It is 2:39. The bus shelter is cramped today. There are about ten people waiting for the bus. With everyone jammed in, the smells are overpowering. It reeks of sweat, wet hair, and cheap floral perfume. It’s raining. On my right there is a woman. She is quite small. She probably isn’t much taller than a 10 year old. She is old. The skin on her face is creased like a crumpled up piece of paper. It looks thin and delicate, and it is marred with brown age spots. Her eyes are closed, and she swings lightly, back and forth. She has pink plastic rosary beads in her hands. Her lips are moving, and although I cannot make out what she is saying, I do hear her voice rumbling and her deep intakes of breath. It sounds hoarse and gruff. To my left, there is a man of considerable size. If it weren’t for his glasses and formal clothing, he’d be easily compared to a pig. Even so, he looks ridiculous. Heaps of flesh struggle against the bondage of the tight shirt, and they are winning the battle. The lower section of his shirt is unfastened, and his ample gut peeks out. It is cold out, but this man is sweating profusely, his hair clinging to his red face. He has been here waiting longer than I have, but he is out of breath. His panting sounds like sobs and I look at his face. The sweat running down his face and the ruddy complexion of his skin almost makes it seem as though he is crying. He is looking down.
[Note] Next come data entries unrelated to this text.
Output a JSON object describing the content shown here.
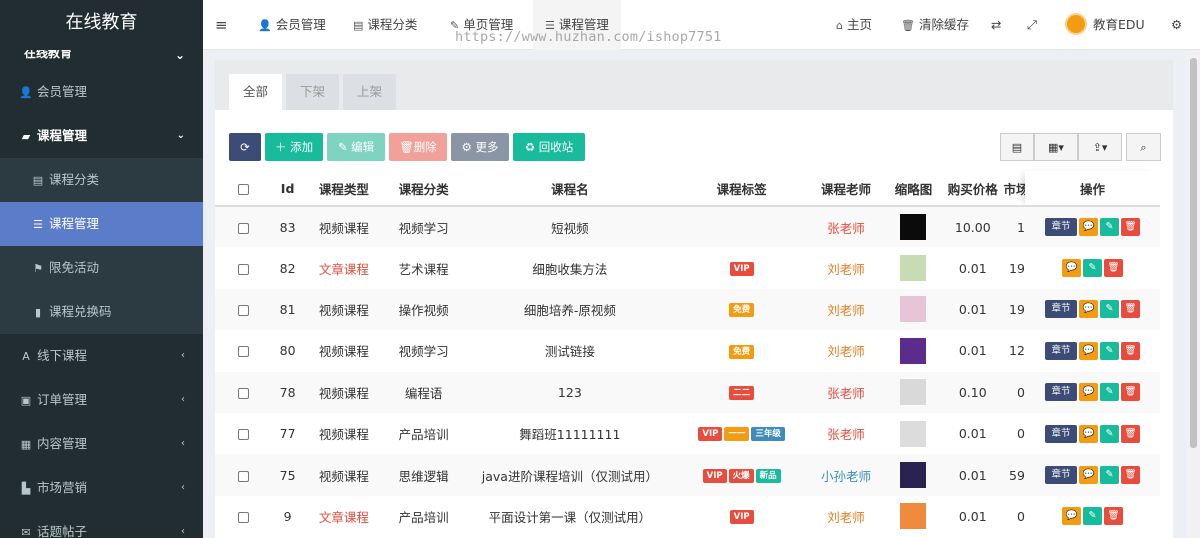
{
  "brand": "在线教育",
  "sidebar": {
    "top_partial": "在线教育",
    "items": [
      {
        "label": "会员管理",
        "icon": "user-icon",
        "type": "item"
      },
      {
        "label": "课程管理",
        "icon": "book-icon",
        "type": "open"
      },
      {
        "label": "课程分类",
        "icon": "category-icon",
        "type": "sub"
      },
      {
        "label": "课程管理",
        "icon": "list-icon",
        "type": "active"
      },
      {
        "label": "限免活动",
        "icon": "flag-icon",
        "type": "sub"
      },
      {
        "label": "课程兑换码",
        "icon": "bookmark-icon",
        "type": "sub"
      },
      {
        "label": "线下课程",
        "icon": "font-icon",
        "type": "collapsed"
      },
      {
        "label": "订单管理",
        "icon": "copy-icon",
        "type": "collapsed"
      },
      {
        "label": "内容管理",
        "icon": "content-icon",
        "type": "collapsed"
      },
      {
        "label": "市场营销",
        "icon": "bar-chart-icon",
        "type": "collapsed"
      },
      {
        "label": "话题帖子",
        "icon": "topic-icon",
        "type": "collapsed"
      }
    ]
  },
  "topbar": {
    "tabs": [
      {
        "label": "会员管理",
        "icon": "user-icon"
      },
      {
        "label": "课程分类",
        "icon": "category-icon"
      },
      {
        "label": "单页管理",
        "icon": "edit-icon"
      },
      {
        "label": "课程管理",
        "icon": "list-icon"
      }
    ],
    "home": "主页",
    "clear_cache": "清除缓存",
    "username": "教育EDU",
    "watermark": "https://www.huzhan.com/ishop7751"
  },
  "filter_tabs": [
    "全部",
    "下架",
    "上架"
  ],
  "toolbar": {
    "add": "添加",
    "edit": "编辑",
    "delete": "删除",
    "more": "更多",
    "recycle": "回收站"
  },
  "colors": {
    "sidebar": "#222d32",
    "active": "#5b7cc9",
    "add": "#18bc9c",
    "edit": "#7fd3c1",
    "delete": "#f1a09a",
    "more": "#8a95a5",
    "recycle": "#18bc9c",
    "chapter": "#3d4b77",
    "yellow": "#f39c12",
    "green": "#18bc9c",
    "red": "#e74c3c"
  },
  "table": {
    "headers": [
      "Id",
      "课程类型",
      "课程分类",
      "课程名",
      "课程标签",
      "课程老师",
      "缩略图",
      "购买价格",
      "市场",
      "操作"
    ],
    "ops": {
      "chapter": "章节"
    },
    "rows": [
      {
        "id": "83",
        "type": "视频课程",
        "type_red": false,
        "cat": "视频学习",
        "name": "短视频",
        "tags": [],
        "teacher": "张老师",
        "tcolor": "red",
        "thumb": "#0b0b0b",
        "price": "10.00",
        "market": "1",
        "chapter": true
      },
      {
        "id": "82",
        "type": "文章课程",
        "type_red": true,
        "cat": "艺术课程",
        "name": "细胞收集方法",
        "tags": [
          {
            "t": "VIP",
            "c": "#e74c3c"
          }
        ],
        "teacher": "刘老师",
        "tcolor": "orange",
        "thumb": "#c8dcb4",
        "price": "0.01",
        "market": "19",
        "chapter": false
      },
      {
        "id": "81",
        "type": "视频课程",
        "type_red": false,
        "cat": "操作视频",
        "name": "细胞培养-原视频",
        "tags": [
          {
            "t": "免费",
            "c": "#f39c12"
          }
        ],
        "teacher": "刘老师",
        "tcolor": "orange",
        "thumb": "#e6c6d6",
        "price": "0.01",
        "market": "19",
        "chapter": true
      },
      {
        "id": "80",
        "type": "视频课程",
        "type_red": false,
        "cat": "视频学习",
        "name": "测试链接",
        "tags": [
          {
            "t": "免费",
            "c": "#f39c12"
          }
        ],
        "teacher": "刘老师",
        "tcolor": "orange",
        "thumb": "#5a2d8c",
        "price": "0.01",
        "market": "12",
        "chapter": true
      },
      {
        "id": "78",
        "type": "视频课程",
        "type_red": false,
        "cat": "编程语",
        "name": "123",
        "tags": [
          {
            "t": "二二",
            "c": "#e74c3c"
          }
        ],
        "teacher": "张老师",
        "tcolor": "red",
        "thumb": "#d9d9d9",
        "price": "0.10",
        "market": "0",
        "chapter": true
      },
      {
        "id": "77",
        "type": "视频课程",
        "type_red": false,
        "cat": "产品培训",
        "name": "舞蹈班11111111",
        "tags": [
          {
            "t": "VIP",
            "c": "#e74c3c"
          },
          {
            "t": "一一",
            "c": "#f39c12"
          },
          {
            "t": "三年级",
            "c": "#3c8dbc"
          }
        ],
        "teacher": "张老师",
        "tcolor": "red",
        "thumb": "#dcdcdc",
        "price": "0.01",
        "market": "0",
        "chapter": true
      },
      {
        "id": "75",
        "type": "视频课程",
        "type_red": false,
        "cat": "思维逻辑",
        "name": "java进阶课程培训（仅测试用）",
        "tags": [
          {
            "t": "VIP",
            "c": "#e74c3c"
          },
          {
            "t": "火爆",
            "c": "#e74c3c"
          },
          {
            "t": "新品",
            "c": "#18bc9c"
          }
        ],
        "teacher": "小孙老师",
        "tcolor": "blue",
        "thumb": "#2a2250",
        "price": "0.01",
        "market": "59",
        "chapter": true
      },
      {
        "id": "9",
        "type": "文章课程",
        "type_red": true,
        "cat": "产品培训",
        "name": "平面设计第一课（仅测试用）",
        "tags": [
          {
            "t": "VIP",
            "c": "#e74c3c"
          }
        ],
        "teacher": "刘老师",
        "tcolor": "orange",
        "thumb": "#f08a3c",
        "price": "0.01",
        "market": "0",
        "chapter": false
      }
    ]
  }
}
Bus shelters are like funerals, I think. They bring people together. People, standing uncomfortably close to one another, reveling in each other’s company, but never saying a word. It seems everyone is grieving here today. Everyone is looking down. What everyone grieves for, I don’t know. The bad weather? The loss of spoken language? No one seems to talk to anyone anymore. To the right of the old woman, stands a girl. She is texting on her phone. The soft taps of her fingers against the keys echo within the small space. Tap. Tap. Tap. Tap. Tap. Send. That’s all it takes now. The rain keeps spattering against the pavement. Its consistent melody is soothing. It is accompanied by the sound of car engines purring in the distance, of car wheels disturbing puddles and showering the sidewalks with even more water.
It is 2:47. Everyone is quiet, and a melancholy atmosphere settles over everyone. Everyone looks down. No one moves, and no one makes a sound, except for that girl. She is texting still. I take a closer look. She is about fourteen. Her hair is dark and it curls crazily atop her head. With each slight inclination of her head, her curls glide and slither like snakes. She can feel my gaze on her face, so she turns her head. I turn my head quickly, my face like a stone, revealing nothing of my embarrassment at having been caught staring. The enormous man standing next to me sneezes loudly. It seems to wake everyone up. It is 2:50. I look down the road, and the bus is on its way. People start moving and fidgeting, reaching into their pockets for their boarding passes and checking for spare change. These past few minutes have been spent in virtual silence, but now it’s gone. The mourning process is over, and it’s time to move on.
- [♥]Lv 49 years agoFavorite Answer
your narrative is quite brilliant.
i really like how subtle your diction and tone are because they really emphasize the stillness of the bus ride. i think your syntax, in addition, reflects the little occurrences all simultaneously happening.
i think the only criticism i have is the lapses in some parts of your narrative. i think the second paragraph was a little awkward because after discussing the old woman and the round man, you mention that "bus shelters are like funerals" but then you mention the girl on her phone. the attention of the bus goes back and forth; i think you should switch the part about the girl and the beginning of the second paragraph. i feel like it would flow better and not seem as abrupt.
other than that, the narrative is very well written and shows a lot of potential.